More quotable quotes from Lashkr-e-Taiba founder Hafiz Saeed, who is the brother and brother-in-law of three Massachusetts imams. From a 1998 Guardian article by journalist Suzanne Goldenburg, Holy War Against Heretics and Naked Toes:
"In the air-conditioned comfort of a hall at his palatial estate, a short, round man in spectacles is instructing a circle of rapt disciples on the difference between terror, and holy war."
" 'Terrorists are killers: they kidnap and murder the innocent. But a jihad is to help the poor, the weak and the starving, and to establish the supremacy of Allah,' intones Hafiz Mohammed Saeed, lacing his sermon with Arabic incantations. 'Only those who are against Allah are killed, and those who oppress the poor and weak. Only the tyrants.' "
"The distinction is not readily apparent in Pakistan, where armed Islamic groups have mushroomed in the past decade. Like Mr Saeed's Lashkar-i-Taiba (Soldiers of the Holy Places), they are at war against those they brand heretics: liberal Pakistanis, and the Shi'ite Muslim, Christian and Hindu minorities. All disguise their private armies - which roam between Pakistan, Afghanistan and Indian-controlled Kashmir - as students seeking instruction at the feet of bearded sages in their medressahs (religious schools)."

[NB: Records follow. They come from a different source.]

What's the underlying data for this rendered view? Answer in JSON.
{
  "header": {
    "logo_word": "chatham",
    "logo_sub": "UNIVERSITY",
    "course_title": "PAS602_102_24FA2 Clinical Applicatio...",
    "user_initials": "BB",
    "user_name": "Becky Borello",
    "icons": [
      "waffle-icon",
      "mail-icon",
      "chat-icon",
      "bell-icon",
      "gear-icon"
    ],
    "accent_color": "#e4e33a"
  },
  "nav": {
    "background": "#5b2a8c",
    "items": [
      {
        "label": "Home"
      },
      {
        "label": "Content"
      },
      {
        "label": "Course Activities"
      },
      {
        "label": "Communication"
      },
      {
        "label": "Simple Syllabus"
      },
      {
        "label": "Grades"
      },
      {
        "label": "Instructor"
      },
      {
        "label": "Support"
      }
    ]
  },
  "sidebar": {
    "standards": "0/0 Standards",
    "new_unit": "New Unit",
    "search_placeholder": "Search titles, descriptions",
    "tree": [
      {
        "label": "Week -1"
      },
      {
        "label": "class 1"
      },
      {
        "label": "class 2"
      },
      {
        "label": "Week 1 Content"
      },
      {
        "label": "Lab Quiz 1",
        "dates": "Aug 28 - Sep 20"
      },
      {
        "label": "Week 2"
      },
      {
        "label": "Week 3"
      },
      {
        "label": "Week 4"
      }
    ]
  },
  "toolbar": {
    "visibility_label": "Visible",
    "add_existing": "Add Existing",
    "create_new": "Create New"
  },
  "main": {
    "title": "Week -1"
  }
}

"But none of the medressahs can compare with Mr Saeed's 200-acre estate, a gift from his Middle Eastern patrons. The heavily guarded complex about 20 miles north of Lahore has six mosques, a hospital, a playground and a shopping centre."
Hafiz Saeed is not fond of democracy:
"The extremist groups lie behind the sectarian fighting that has killed hundreds of people in Punjab, breeding religious intolerance. The Lashkar are fighting to steer Pakistan away from democracy and other modern practices they see as alien and sinful. 'We are suffering because we have abandoned our traditions and strayed into democracy,' says Mr Saeed. 'The democratic system is not Islamic, but a Jewish and Christian import from Europe. We should not let it thrive here. In Islam, God is the ruler, but democracy gives rights to all people.' "
During the interview, there are problems with the female journalist's attire:
"But midway through the conversation, Sultan Ahmed (LeT head of education) brings out a heavy white bedsheet, reinforcement for my headscarf. He interrupts the conversation again to shriek 'Your feet!' when he sees my toes emerging from beneath the hem."
The journalist thinks that the Pakistani government tacitly supports the LeT (this was back in 1998, and its probably less true today):
"The Pakistani government is unable, or unwilling, to confront such groups directly. It fears their power to create civil unrest and recognises that they serve its interests against India in the disputed territory of Kashmir. Earlier this year, the information minister, and the governor of Punjab, visited Mr Saeed's centre, which is normally off-limits to outsiders. It has never before admitted a foreign woman."
The article concludes with this memorable thought:
"And Mr Saeed's ambitions do not end in Kashmir. 'At this time our contest is Kashmir. Let's see when the time comes. Our struggle with the Jews is always there.' "